Spreading apart all three (four, if you count Ada) stories was a ballsy move. With Resident Evil 5, it was enjoyable to play as Chris and Sheva the entire game, as the story wasn’t all over the place, and you were grounded in both characters, which made it easy to learn their nuances and melee abilities.
With Resident Evil 6, you’re jumping all over the place at times, and it can be jarring. Not only does every character handle differently, but everyone has a different UI to boot. Given the mostly fast-paced action the game spews at you constantly, design choices like the inability to pause the game in co-op just feel weird, as do QTEs that only involve one player, wrapped up in such unexciting things as starting a car.
Still, I found myself enjoying the game the more I played it. (I’m talking ten hours of learning the nuances of combat). I’ll fully admit, Mercenaries — which you all know I’m a giant fan of — really helped me grasp said nuances much quicker than the campaign, and bolstered my enjoyment tenfold.
As you can see in this video, combat is more than meets the eye in Resident Evil 6. There’s sliding, counters, quick-shotting, and contextual melee moves. It’s like a complex fighting game in a sense, but integrated into one of my favorite franchises of all time. Naturally, since it’s done well, I’m enjoying myself.
RE6 also has a ton of content provided that you’re ready to embrace the action-oriented gameplay (which has been a staple since RE4). There’s an Ada campaign, a handful of online modes, a meta-game involving skill XP in both the campaign and Mercenaries, tons of unlocks and some costumes for Mercs, and more. Like RE5, there’s enough here to keep you playing well into 2013.
While it isn’t one of my favorite games in the franchise by far, I think it’s a fairly solid action game (what immediately comes to mind is my opinion of Skyward Sword: great action-RPG, alright Zelda game). Just like RE5, your mileage will vary depending on how fun your co-op partner is — just know, however, that the co-op AI is not nearly as frustrating as Sheva was.
The Resident Evil series has certainly had its ups and downs. From its horror roots to a metamorphosis of action to the chagrin of many fans, everyone has to admit that the franchise is interesting, if nothing else.

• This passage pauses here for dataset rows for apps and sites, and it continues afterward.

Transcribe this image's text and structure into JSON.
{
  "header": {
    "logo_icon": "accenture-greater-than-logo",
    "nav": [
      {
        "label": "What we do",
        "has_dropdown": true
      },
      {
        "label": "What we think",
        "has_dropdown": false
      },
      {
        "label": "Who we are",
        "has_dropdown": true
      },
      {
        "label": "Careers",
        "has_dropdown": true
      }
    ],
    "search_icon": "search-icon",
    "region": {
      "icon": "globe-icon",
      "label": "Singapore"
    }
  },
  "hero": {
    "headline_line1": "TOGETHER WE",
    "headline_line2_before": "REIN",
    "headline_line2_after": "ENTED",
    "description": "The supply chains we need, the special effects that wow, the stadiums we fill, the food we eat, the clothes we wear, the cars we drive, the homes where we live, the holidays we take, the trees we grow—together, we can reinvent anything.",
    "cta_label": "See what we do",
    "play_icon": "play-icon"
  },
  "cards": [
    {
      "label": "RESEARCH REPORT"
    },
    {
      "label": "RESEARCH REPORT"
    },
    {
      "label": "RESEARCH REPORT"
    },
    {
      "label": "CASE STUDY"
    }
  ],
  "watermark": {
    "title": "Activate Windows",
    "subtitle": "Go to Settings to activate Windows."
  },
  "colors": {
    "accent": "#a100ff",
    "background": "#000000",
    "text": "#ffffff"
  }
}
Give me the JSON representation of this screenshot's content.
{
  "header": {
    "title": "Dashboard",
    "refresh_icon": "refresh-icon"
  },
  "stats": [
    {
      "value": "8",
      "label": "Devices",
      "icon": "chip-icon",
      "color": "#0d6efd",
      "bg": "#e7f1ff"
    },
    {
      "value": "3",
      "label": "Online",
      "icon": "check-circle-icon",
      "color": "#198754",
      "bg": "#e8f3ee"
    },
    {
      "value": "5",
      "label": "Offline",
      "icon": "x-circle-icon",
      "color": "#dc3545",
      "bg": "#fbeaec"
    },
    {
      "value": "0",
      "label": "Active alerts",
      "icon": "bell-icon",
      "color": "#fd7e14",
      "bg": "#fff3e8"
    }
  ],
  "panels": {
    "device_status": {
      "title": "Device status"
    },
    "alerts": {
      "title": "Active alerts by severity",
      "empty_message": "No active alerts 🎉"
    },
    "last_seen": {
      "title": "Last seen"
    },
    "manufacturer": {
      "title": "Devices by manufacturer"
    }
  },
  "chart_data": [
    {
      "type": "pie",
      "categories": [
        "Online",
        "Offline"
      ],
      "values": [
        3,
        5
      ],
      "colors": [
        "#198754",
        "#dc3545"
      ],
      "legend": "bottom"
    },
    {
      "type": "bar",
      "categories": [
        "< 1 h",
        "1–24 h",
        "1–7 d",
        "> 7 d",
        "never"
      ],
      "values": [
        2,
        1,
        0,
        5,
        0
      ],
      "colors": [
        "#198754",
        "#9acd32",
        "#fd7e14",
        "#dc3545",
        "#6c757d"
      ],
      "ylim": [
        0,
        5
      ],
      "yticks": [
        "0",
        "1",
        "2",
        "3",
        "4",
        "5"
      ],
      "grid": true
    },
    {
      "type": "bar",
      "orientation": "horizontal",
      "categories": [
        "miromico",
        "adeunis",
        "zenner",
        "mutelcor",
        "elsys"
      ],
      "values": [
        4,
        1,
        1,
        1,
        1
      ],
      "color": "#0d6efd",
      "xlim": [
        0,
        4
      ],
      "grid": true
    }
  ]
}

As a whole, I found myself not enjoying this Quest nearly as much as the other ones, and I can’t really put my finger on why, as I still like the series overall. While I was truly eager to rip into Tony Hawk, Kingdom Hearts, and Zelda almost immediately, I took a long break in between some of the games here, as I found it fairly tough to continue on.
Perhaps it’s because of the slow-moving nature of many of the earlier games, and when played in rapid succession, it can get a bit grating? I don’t know for sure. Thankfully, the multiplayer iterations kept me going, as it was a blast to, well, blast away the undead with my wife or with a friend.